*WHAT THIS TASK INVOLVES*: Please tally the lines of the listing that follows where the word "Beirut" appears, and reply with the number only.

*SUPPLIED MATERIAL*:

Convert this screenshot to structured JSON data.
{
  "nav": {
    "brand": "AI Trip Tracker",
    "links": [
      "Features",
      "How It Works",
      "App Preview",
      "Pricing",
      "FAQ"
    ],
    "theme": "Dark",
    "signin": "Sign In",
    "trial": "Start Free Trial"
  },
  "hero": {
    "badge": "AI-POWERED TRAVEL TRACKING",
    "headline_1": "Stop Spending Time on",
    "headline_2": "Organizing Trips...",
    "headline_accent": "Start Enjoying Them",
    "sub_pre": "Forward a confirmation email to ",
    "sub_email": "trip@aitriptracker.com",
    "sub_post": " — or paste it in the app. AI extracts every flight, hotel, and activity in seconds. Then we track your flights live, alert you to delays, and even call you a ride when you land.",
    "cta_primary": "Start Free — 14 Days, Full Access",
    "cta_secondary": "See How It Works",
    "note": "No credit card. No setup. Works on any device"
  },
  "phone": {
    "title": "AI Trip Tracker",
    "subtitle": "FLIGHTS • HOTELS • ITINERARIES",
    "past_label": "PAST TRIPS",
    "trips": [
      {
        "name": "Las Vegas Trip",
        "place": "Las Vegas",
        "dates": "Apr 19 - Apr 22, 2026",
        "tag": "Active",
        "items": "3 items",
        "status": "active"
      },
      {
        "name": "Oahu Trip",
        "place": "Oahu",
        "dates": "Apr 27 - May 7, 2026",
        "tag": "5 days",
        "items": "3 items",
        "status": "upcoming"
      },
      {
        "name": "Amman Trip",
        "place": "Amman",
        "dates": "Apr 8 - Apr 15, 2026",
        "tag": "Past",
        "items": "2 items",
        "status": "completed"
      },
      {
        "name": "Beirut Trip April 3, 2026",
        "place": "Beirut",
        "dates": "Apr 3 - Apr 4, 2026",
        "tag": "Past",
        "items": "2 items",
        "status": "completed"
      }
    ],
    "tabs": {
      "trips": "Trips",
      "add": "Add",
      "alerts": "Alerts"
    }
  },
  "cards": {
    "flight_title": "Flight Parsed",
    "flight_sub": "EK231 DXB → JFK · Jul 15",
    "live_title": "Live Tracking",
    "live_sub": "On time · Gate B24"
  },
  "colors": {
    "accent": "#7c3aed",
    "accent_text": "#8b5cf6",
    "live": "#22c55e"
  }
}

*RESPONSE AREA*: 2